**Try it:**
Every line of the material below that holds the string "icon" should be copied.

#### Exercise input ####

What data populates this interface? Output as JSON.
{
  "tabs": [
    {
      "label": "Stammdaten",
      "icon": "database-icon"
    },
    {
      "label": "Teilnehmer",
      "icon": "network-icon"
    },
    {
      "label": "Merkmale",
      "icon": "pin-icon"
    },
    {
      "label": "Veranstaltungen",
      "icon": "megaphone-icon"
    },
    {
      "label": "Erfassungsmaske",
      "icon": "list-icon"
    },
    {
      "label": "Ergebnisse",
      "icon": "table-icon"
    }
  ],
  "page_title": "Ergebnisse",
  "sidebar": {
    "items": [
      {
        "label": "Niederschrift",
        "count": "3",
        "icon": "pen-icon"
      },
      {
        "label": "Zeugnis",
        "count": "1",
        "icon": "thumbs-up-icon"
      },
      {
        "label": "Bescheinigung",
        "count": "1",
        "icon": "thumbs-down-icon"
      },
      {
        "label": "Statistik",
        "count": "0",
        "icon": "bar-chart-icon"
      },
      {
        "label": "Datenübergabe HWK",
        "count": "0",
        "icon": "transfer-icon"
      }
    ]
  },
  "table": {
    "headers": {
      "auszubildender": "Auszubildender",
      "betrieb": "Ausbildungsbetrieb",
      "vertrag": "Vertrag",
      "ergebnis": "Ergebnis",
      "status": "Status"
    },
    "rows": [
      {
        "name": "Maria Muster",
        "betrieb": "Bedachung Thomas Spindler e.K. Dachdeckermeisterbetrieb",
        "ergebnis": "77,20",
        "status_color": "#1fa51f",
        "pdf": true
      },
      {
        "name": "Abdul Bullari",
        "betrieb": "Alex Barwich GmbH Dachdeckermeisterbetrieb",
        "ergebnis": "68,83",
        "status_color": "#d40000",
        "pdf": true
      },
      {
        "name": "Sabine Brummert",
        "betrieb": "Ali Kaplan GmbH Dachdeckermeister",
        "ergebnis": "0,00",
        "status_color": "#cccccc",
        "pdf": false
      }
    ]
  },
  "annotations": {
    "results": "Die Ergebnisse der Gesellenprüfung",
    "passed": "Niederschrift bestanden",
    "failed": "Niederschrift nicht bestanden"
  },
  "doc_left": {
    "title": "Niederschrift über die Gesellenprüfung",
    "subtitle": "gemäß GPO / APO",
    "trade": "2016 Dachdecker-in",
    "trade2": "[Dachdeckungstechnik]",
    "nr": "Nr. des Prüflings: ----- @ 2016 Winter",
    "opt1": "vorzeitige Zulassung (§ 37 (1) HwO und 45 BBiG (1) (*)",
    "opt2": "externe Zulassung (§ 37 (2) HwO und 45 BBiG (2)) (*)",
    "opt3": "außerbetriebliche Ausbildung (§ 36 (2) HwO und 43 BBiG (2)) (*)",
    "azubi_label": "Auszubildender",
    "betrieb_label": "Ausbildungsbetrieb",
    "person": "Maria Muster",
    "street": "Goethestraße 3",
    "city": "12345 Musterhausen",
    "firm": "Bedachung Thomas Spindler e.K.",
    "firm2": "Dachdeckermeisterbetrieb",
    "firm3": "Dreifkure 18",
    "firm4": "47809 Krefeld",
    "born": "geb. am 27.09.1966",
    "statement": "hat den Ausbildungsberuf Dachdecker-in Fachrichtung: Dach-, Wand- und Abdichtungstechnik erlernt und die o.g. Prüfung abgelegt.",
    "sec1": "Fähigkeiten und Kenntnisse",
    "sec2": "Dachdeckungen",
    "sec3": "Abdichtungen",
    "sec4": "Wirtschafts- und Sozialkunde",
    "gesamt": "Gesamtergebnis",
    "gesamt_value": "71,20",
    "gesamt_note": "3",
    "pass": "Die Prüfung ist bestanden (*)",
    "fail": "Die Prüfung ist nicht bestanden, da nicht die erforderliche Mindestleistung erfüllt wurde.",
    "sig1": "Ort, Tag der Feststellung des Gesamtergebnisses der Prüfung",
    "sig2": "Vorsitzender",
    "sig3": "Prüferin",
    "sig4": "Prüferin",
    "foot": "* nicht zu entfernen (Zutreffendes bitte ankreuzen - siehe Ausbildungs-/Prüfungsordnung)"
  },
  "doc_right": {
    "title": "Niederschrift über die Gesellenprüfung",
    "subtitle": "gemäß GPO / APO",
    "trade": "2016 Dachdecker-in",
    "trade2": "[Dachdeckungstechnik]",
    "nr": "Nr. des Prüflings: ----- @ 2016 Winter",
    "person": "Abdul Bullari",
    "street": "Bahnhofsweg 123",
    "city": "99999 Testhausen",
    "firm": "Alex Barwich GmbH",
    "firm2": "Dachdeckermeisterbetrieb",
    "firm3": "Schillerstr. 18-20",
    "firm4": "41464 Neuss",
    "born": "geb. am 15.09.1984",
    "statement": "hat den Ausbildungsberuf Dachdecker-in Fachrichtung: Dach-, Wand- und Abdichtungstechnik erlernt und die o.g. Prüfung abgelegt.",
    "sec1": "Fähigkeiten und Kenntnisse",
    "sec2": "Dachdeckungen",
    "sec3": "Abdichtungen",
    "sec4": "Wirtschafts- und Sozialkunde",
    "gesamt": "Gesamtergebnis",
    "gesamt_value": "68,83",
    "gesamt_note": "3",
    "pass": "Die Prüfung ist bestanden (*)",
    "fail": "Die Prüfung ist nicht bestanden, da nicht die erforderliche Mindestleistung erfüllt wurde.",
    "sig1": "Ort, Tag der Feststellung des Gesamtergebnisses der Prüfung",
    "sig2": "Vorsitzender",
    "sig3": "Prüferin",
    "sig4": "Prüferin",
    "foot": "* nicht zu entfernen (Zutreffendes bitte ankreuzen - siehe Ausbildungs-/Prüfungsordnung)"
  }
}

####

**Result of this task:**
      "icon": "database-icon"
      "icon": "network-icon"
      "icon": "pin-icon"
      "icon": "megaphone-icon"
      "icon": "list-icon"
      "icon": "table-icon"
        "icon": "pen-icon"
        "icon": "thumbs-up-icon"
        "icon": "thumbs-down-icon"
        "icon": "bar-chart-icon"
        "icon": "transfer-icon"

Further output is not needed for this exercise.